Sometimes I wish I could just expand the size of my gun safe a little bit. It seems like there should be room in it for another gun or the magazines but it just doesn’t seem to work out. And I don’t want to buy another safe. I’m cramped enough for floor space as it is.
A few days ago I was asked if I would link to web site for gun storage solutions. After looking at the site a bit I decided they had some good products and agreed.
The Rifle Rods and Mag Mounts look particularly interesting to me.
You can’t really expand the gun safe in a practical manner but you can get more stuff into it if you organize it better.
I’ve long wished for something in a fire resistant horizontal chest – it doesn’t have to be a real “safe” but does need to be fairly secure – for things like ammo and mags, and capable of performing double duty as a reasonably attractive bench seat or coffee table. American Security made one a while back, but AFAIK it’s been out of production for about a decade, and Tread Corporation’s Treadlock chest hasn’t been made since the ’80s and had no fire insulation. Someone – I forget who – is making an underbed horizontal safe, and building it into couches, but it’s way too spendy. There’s always commercial job boxes, but, again, no insulation, not enough security, not to mention who wants a Tim the Toolman steel box in the living room.
Amsec has a “defense vault” which is an under-the-bed box that can hold a long gun or two and/or some handguns and mags. It doesn’t show any signs of fire resistance, though.
qlinedesign.com makes nice (custom) furniture that hides stuff. Again, no signs of fire resistance. I wonder if they could add that.
qlinedesign.com makes furniture with hidden compartments. I don’t see fire proofing there, though. Ditto with the Amsec “defense vault” under-the-bed storage box.
I just spent quite a while reading articles here: http://gunsafereviewsguy.com/category/articles/. Nice stuff. One interesting argument he makes is that burglar resistance is a whole lot more important than fire resistance, given the probabilities of the two events happening.
How are your woodworking skills? A “job box” could be wrapped in hardwood veneer plywood and made to look like a coffee table by someone with a medium level of woodworking skills (i.e., more than I have. 🙁 )

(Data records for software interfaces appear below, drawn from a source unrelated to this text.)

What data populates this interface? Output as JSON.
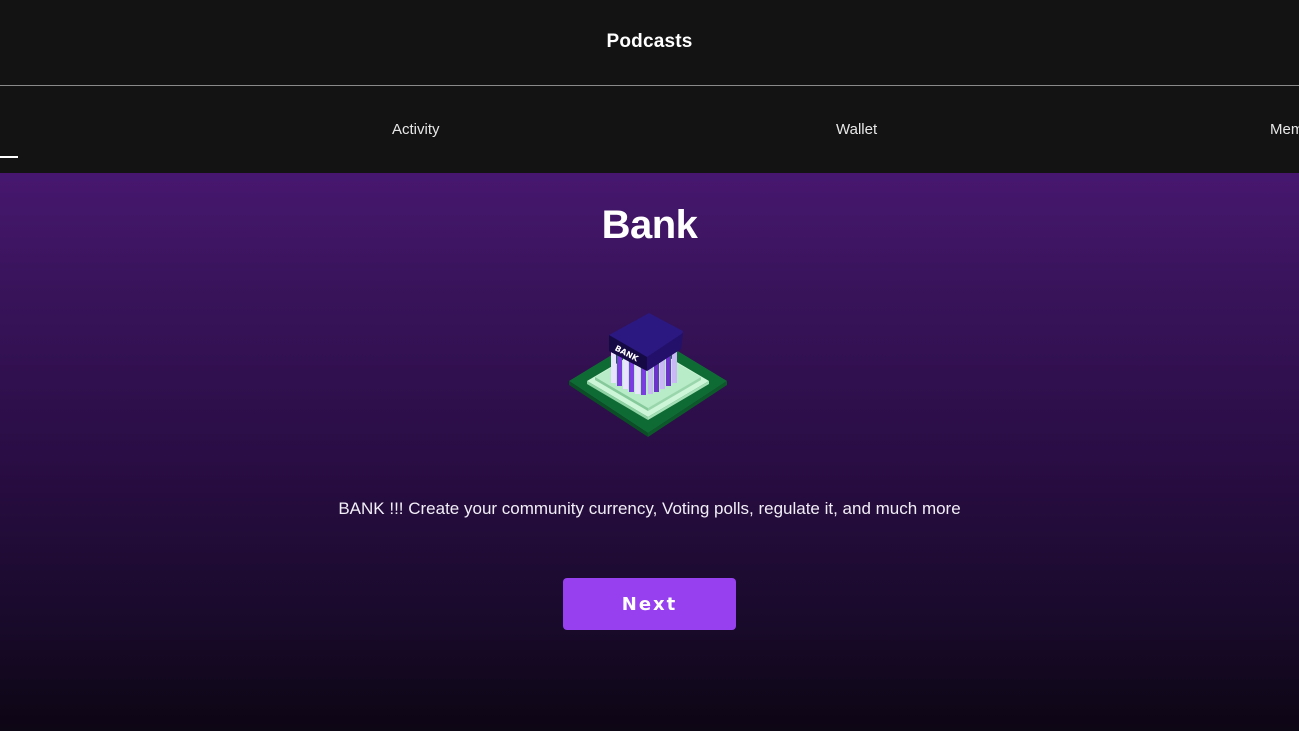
{
  "header": {
    "title": "Podcasts"
  },
  "tabs": [
    {
      "label": "Activity"
    },
    {
      "label": "Wallet"
    },
    {
      "label": "Mem"
    }
  ],
  "hero": {
    "title": "Bank",
    "illustration_text": "BANK",
    "illustration_icon": "bank-building-icon",
    "description": "BANK !!! Create your community currency, Voting polls, regulate it, and much more",
    "next_label": "Next"
  },
  "colors": {
    "top_background": "#131313",
    "gradient_top": "#47176f",
    "gradient_bottom": "#0d0614",
    "button": "#9640f0",
    "bank_roof": "#1c0d58",
    "bank_base": "#0f6b34",
    "bank_steps": "#b8ecc8"
  }
}
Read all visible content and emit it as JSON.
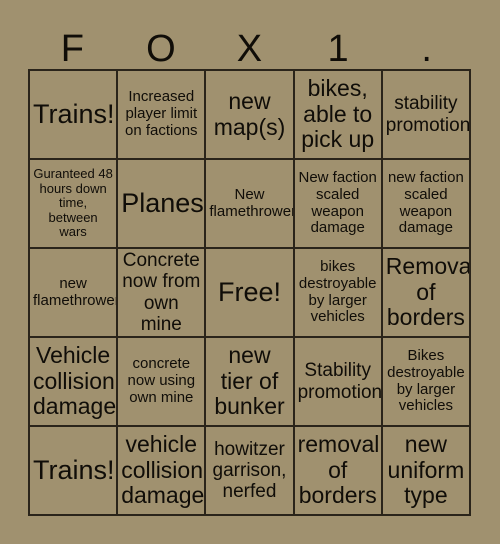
{
  "card": {
    "title_letters": [
      "F",
      "O",
      "X",
      "1",
      "."
    ],
    "background_color": "#a0916f",
    "border_color": "#2a241a",
    "text_color": "#100d08",
    "columns": 5,
    "rows": 5,
    "free_space_index": 12,
    "cells": [
      {
        "text": "Trains!",
        "size": "fs-xl"
      },
      {
        "text": "Increased player limit on factions",
        "size": "fs-sm"
      },
      {
        "text": "new map(s)",
        "size": "fs-lg"
      },
      {
        "text": "bikes, able to pick up",
        "size": "fs-lg"
      },
      {
        "text": "stability promotion",
        "size": "fs-md"
      },
      {
        "text": "Guranteed 48 hours down time, between wars",
        "size": "fs-xs"
      },
      {
        "text": "Planes!",
        "size": "fs-xl"
      },
      {
        "text": "New flamethrower",
        "size": "fs-sm"
      },
      {
        "text": "New faction scaled weapon damage",
        "size": "fs-sm"
      },
      {
        "text": "new faction scaled weapon damage",
        "size": "fs-sm"
      },
      {
        "text": "new flamethrower",
        "size": "fs-sm"
      },
      {
        "text": "Concrete now from own mine",
        "size": "fs-md"
      },
      {
        "text": "Free!",
        "size": "fs-xl"
      },
      {
        "text": "bikes destroyable by larger vehicles",
        "size": "fs-sm"
      },
      {
        "text": "Removal of borders",
        "size": "fs-lg"
      },
      {
        "text": "Vehicle collision damage",
        "size": "fs-lg"
      },
      {
        "text": "concrete now using own mine",
        "size": "fs-sm"
      },
      {
        "text": "new tier of bunker",
        "size": "fs-lg"
      },
      {
        "text": "Stability promotion",
        "size": "fs-md"
      },
      {
        "text": "Bikes destroyable by larger vehicles",
        "size": "fs-sm"
      },
      {
        "text": "Trains!",
        "size": "fs-xl"
      },
      {
        "text": "vehicle collision damage",
        "size": "fs-lg"
      },
      {
        "text": "howitzer garrison, nerfed",
        "size": "fs-md"
      },
      {
        "text": "removal of borders",
        "size": "fs-lg"
      },
      {
        "text": "new uniform type",
        "size": "fs-lg"
      }
    ]
  }
}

One of the articles on that gunsafereviewsguy site describes how to add sheets of sheetrock to a strong box to make it a fire-resistant (at least moderately so) strong box.
I use both the products in my under sided safe like object. It is creepy dropping something down the barrel but it does work. If possible try to tier the upper surface that you attach the velcro to and the length of the long guns such that there is less of the plastic rod flexing.
What you need is a Tardis safe.
Hmmmm…wood dowels…glued in to a small block of wood or plywood…cut block in to circle…drill hole to glue dowel in to…Velcro…hmmm
Been planning on building a wooden cabinet to lock my stuff up in. No, not fire proof, but grandkid proof. This will definitely be how I store me toy…uh…guns. Until I can afford a safe, that is.
I feel you. When we built our house, I had built in a 4×8 walk in safe with vault door and I’m afraid of when I eventually fill that thing up…
One of the problems with the velcro rod system is essentially the main problem with any safe: Put enough long guns in there, and you have to move multiple items to access what you want. This is when they get banged up, in addition to the time and hassle.
The Lazy Susan/carousel design looks to be the most efficient setup, when employing a double layer (inner/outer ring). It does leave the 4 corners unfilled, but you should still be able to utilize those spots. Properly designed, you should only have to move one long gun to access any of the inner ring. Plus, you are doing it right up front and center, not reaching way in the back around multiple objects.
I live in earthquake country. I would be leery of depending on those velcro rods to hold long guns away from each other when the house starts shaking. Even if they hold the relative position of the muzzle, that still won’t keep the stocks and scopes and actions/rails, etc, from sliding and rotating into each other.
Not saying they’re not a useful storage tool, but I would consider them for very limited applications.